● Your instructions
Send back all of the records, each one exactly as written.

● Entries from a dataset of interfaces
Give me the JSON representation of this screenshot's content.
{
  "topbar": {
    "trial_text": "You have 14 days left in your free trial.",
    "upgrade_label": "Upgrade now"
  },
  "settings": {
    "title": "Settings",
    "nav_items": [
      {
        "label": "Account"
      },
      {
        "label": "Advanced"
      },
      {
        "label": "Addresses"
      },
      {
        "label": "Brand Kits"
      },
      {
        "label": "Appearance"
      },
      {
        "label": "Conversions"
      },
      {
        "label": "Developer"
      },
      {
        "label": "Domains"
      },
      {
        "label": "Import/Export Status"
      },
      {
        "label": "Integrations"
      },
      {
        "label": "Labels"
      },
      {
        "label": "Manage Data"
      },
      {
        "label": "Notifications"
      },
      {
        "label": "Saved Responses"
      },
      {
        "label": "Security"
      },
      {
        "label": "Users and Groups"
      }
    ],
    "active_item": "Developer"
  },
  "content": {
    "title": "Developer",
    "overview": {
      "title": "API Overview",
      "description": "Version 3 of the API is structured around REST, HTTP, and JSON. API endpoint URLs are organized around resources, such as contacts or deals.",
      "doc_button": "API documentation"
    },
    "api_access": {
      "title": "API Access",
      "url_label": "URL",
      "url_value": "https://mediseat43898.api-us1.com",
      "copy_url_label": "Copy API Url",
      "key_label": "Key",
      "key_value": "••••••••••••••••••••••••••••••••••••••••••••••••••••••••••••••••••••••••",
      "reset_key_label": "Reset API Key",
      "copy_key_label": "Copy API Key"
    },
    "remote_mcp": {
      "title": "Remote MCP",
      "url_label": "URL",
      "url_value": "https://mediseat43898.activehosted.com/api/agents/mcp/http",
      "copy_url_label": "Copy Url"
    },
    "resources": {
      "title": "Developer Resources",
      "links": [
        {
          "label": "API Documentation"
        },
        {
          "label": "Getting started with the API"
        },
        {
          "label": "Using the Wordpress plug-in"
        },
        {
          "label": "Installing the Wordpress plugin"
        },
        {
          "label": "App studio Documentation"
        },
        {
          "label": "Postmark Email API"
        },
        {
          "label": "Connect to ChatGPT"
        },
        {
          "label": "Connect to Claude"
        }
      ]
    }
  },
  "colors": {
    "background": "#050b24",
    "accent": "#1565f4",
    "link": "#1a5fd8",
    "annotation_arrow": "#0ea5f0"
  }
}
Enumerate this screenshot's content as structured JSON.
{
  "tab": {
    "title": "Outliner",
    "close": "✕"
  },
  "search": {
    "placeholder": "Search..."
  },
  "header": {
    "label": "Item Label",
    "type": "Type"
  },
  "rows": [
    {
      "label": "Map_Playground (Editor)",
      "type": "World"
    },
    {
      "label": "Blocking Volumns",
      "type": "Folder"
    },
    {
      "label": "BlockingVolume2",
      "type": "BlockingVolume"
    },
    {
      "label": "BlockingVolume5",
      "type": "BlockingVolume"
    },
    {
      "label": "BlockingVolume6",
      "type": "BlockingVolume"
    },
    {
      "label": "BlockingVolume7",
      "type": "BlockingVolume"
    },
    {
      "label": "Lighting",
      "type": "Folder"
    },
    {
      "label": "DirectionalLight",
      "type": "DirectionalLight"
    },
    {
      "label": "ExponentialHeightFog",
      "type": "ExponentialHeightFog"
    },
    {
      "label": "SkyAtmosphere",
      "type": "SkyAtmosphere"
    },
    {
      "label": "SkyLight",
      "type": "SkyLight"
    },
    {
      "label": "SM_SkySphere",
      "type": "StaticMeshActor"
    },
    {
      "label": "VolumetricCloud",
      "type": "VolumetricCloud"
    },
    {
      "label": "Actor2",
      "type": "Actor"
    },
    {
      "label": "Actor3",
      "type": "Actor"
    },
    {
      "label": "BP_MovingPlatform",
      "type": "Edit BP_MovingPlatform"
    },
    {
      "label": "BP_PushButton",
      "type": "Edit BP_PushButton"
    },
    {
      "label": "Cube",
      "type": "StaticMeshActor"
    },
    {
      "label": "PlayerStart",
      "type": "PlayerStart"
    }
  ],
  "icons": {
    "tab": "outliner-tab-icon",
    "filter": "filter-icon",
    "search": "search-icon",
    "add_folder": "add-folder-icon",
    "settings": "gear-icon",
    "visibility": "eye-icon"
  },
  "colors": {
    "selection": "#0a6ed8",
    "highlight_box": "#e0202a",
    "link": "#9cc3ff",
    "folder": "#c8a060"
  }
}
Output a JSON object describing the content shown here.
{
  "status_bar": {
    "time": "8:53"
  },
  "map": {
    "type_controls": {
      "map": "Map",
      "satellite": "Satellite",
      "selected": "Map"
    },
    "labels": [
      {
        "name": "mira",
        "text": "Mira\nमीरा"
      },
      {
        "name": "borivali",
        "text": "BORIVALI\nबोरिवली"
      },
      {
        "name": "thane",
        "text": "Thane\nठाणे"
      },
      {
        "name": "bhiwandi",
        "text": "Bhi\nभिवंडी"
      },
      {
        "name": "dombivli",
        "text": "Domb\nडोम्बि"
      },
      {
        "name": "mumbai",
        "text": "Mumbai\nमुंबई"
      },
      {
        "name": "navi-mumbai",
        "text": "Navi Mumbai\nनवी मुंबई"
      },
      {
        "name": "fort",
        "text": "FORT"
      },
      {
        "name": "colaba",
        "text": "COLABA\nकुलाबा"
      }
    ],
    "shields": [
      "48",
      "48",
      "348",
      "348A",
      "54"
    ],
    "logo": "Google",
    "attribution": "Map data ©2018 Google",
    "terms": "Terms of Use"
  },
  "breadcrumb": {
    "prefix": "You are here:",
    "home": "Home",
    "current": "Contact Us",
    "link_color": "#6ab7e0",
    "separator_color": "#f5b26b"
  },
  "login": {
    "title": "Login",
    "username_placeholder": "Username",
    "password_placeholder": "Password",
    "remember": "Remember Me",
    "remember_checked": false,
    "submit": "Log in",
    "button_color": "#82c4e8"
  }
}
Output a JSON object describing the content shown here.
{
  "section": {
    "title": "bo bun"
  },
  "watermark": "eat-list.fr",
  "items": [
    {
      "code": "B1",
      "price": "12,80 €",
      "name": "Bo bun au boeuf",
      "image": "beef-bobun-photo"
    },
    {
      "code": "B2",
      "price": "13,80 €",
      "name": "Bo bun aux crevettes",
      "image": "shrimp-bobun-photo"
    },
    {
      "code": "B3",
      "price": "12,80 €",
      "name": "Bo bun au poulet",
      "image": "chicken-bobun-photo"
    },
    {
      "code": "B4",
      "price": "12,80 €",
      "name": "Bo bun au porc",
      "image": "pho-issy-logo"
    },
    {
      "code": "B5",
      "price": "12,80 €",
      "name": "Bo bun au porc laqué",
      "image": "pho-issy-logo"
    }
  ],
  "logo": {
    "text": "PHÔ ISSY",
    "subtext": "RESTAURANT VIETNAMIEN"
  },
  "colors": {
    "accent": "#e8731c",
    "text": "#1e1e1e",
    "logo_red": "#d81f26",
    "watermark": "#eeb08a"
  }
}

● Answer to this problem
Give me the JSON representation of this screenshot's content.
{
  "topbar": {
    "trial_text": "You have 14 days left in your free trial.",
    "upgrade_label": "Upgrade now"
  },
  "settings": {
    "title": "Settings",
    "nav_items": [
      {
        "label": "Account"
      },
      {
        "label": "Advanced"
      },
      {
        "label": "Addresses"
      },
      {
        "label": "Brand Kits"
      },
      {
        "label": "Appearance"
      },
      {
        "label": "Conversions"
      },
      {
        "label": "Developer"
      },
      {
        "label": "Domains"
      },
      {
        "label": "Import/Export Status"
      },
      {
        "label": "Integrations"
      },
      {
        "label": "Labels"
      },
      {
        "label": "Manage Data"
      },
      {
        "label": "Notifications"
      },
      {
        "label": "Saved Responses"
      },
      {
        "label": "Security"
      },
      {
        "label": "Users and Groups"
      }
    ],
    "active_item": "Developer"
  },
  "content": {
    "title": "Developer",
    "overview": {
      "title": "API Overview",
      "description": "Version 3 of the API is structured around REST, HTTP, and JSON. API endpoint URLs are organized around resources, such as contacts or deals.",
      "doc_button": "API documentation"
    },
    "api_access": {
      "title": "API Access",
      "url_label": "URL",
      "url_value": "https://mediseat43898.api-us1.com",
      "copy_url_label": "Copy API Url",
      "key_label": "Key",
      "key_value": "••••••••••••••••••••••••••••••••••••••••••••••••••••••••••••••••••••••••",
      "reset_key_label": "Reset API Key",
      "copy_key_label": "Copy API Key"
    },
    "remote_mcp": {
      "title": "Remote MCP",
      "url_label": "URL",
      "url_value": "https://mediseat43898.activehosted.com/api/agents/mcp/http",
      "copy_url_label": "Copy Url"
    },
    "resources": {
      "title": "Developer Resources",
      "links": [
        {
          "label": "API Documentation"
        },
        {
          "label": "Getting started with the API"
        },
        {
          "label": "Using the Wordpress plug-in"
        },
        {
          "label": "Installing the Wordpress plugin"
        },
        {
          "label": "App studio Documentation"
        },
        {
          "label": "Postmark Email API"
        },
        {
          "label": "Connect to ChatGPT"
        },
        {
          "label": "Connect to Claude"
        }
      ]
    }
  },
  "colors": {
    "background": "#050b24",
    "accent": "#1565f4",
    "link": "#1a5fd8",
    "annotation_arrow": "#0ea5f0"
  }
}
Enumerate this screenshot's content as structured JSON.
{
  "tab": {
    "title": "Outliner",
    "close": "✕"
  },
  "search": {
    "placeholder": "Search..."
  },
  "header": {
    "label": "Item Label",
    "type": "Type"
  },
  "rows": [
    {
      "label": "Map_Playground (Editor)",
      "type": "World"
    },
    {
      "label": "Blocking Volumns",
      "type": "Folder"
    },
    {
      "label": "BlockingVolume2",
      "type": "BlockingVolume"
    },
    {
      "label": "BlockingVolume5",
      "type": "BlockingVolume"
    },
    {
      "label": "BlockingVolume6",
      "type": "BlockingVolume"
    },
    {
      "label": "BlockingVolume7",
      "type": "BlockingVolume"
    },
    {
      "label": "Lighting",
      "type": "Folder"
    },
    {
      "label": "DirectionalLight",
      "type": "DirectionalLight"
    },
    {
      "label": "ExponentialHeightFog",
      "type": "ExponentialHeightFog"
    },
    {
      "label": "SkyAtmosphere",
      "type": "SkyAtmosphere"
    },
    {
      "label": "SkyLight",
      "type": "SkyLight"
    },
    {
      "label": "SM_SkySphere",
      "type": "StaticMeshActor"
    },
    {
      "label": "VolumetricCloud",
      "type": "VolumetricCloud"
    },
    {
      "label": "Actor2",
      "type": "Actor"
    },
    {
      "label": "Actor3",
      "type": "Actor"
    },
    {
      "label": "BP_MovingPlatform",
      "type": "Edit BP_MovingPlatform"
    },
    {
      "label": "BP_PushButton",
      "type": "Edit BP_PushButton"
    },
    {
      "label": "Cube",
      "type": "StaticMeshActor"
    },
    {
      "label": "PlayerStart",
      "type": "PlayerStart"
    }
  ],
  "icons": {
    "tab": "outliner-tab-icon",
    "filter": "filter-icon",
    "search": "search-icon",
    "add_folder": "add-folder-icon",
    "settings": "gear-icon",
    "visibility": "eye-icon"
  },
  "colors": {
    "selection": "#0a6ed8",
    "highlight_box": "#e0202a",
    "link": "#9cc3ff",
    "folder": "#c8a060"
  }
}
Output a JSON object describing the content shown here.
{
  "status_bar": {
    "time": "8:53"
  },
  "map": {
    "type_controls": {
      "map": "Map",
      "satellite": "Satellite",
      "selected": "Map"
    },
    "labels": [
      {
        "name": "mira",
        "text": "Mira\nमीरा"
      },
      {
        "name": "borivali",
        "text": "BORIVALI\nबोरिवली"
      },
      {
        "name": "thane",
        "text": "Thane\nठाणे"
      },
      {
        "name": "bhiwandi",
        "text": "Bhi\nभिवंडी"
      },
      {
        "name": "dombivli",
        "text": "Domb\nडोम्बि"
      },
      {
        "name": "mumbai",
        "text": "Mumbai\nमुंबई"
      },
      {
        "name": "navi-mumbai",
        "text": "Navi Mumbai\nनवी मुंबई"
      },
      {
        "name": "fort",
        "text": "FORT"
      },
      {
        "name": "colaba",
        "text": "COLABA\nकुलाबा"
      }
    ],
    "shields": [
      "48",
      "48",
      "348",
      "348A",
      "54"
    ],
    "logo": "Google",
    "attribution": "Map data ©2018 Google",
    "terms": "Terms of Use"
  },
  "breadcrumb": {
    "prefix": "You are here:",
    "home": "Home",
    "current": "Contact Us",
    "link_color": "#6ab7e0",
    "separator_color": "#f5b26b"
  },
  "login": {
    "title": "Login",
    "username_placeholder": "Username",
    "password_placeholder": "Password",
    "remember": "Remember Me",
    "remember_checked": false,
    "submit": "Log in",
    "button_color": "#82c4e8"
  }
}
Output a JSON object describing the content shown here.
{
  "section": {
    "title": "bo bun"
  },
  "watermark": "eat-list.fr",
  "items": [
    {
      "code": "B1",
      "price": "12,80 €",
      "name": "Bo bun au boeuf",
      "image": "beef-bobun-photo"
    },
    {
      "code": "B2",
      "price": "13,80 €",
      "name": "Bo bun aux crevettes",
      "image": "shrimp-bobun-photo"
    },
    {
      "code": "B3",
      "price": "12,80 €",
      "name": "Bo bun au poulet",
      "image": "chicken-bobun-photo"
    },
    {
      "code": "B4",
      "price": "12,80 €",
      "name": "Bo bun au porc",
      "image": "pho-issy-logo"
    },
    {
      "code": "B5",
      "price": "12,80 €",
      "name": "Bo bun au porc laqué",
      "image": "pho-issy-logo"
    }
  ],
  "logo": {
    "text": "PHÔ ISSY",
    "subtext": "RESTAURANT VIETNAMIEN"
  },
  "colors": {
    "accent": "#e8731c",
    "text": "#1e1e1e",
    "logo_red": "#d81f26",
    "watermark": "#eeb08a"
  }
}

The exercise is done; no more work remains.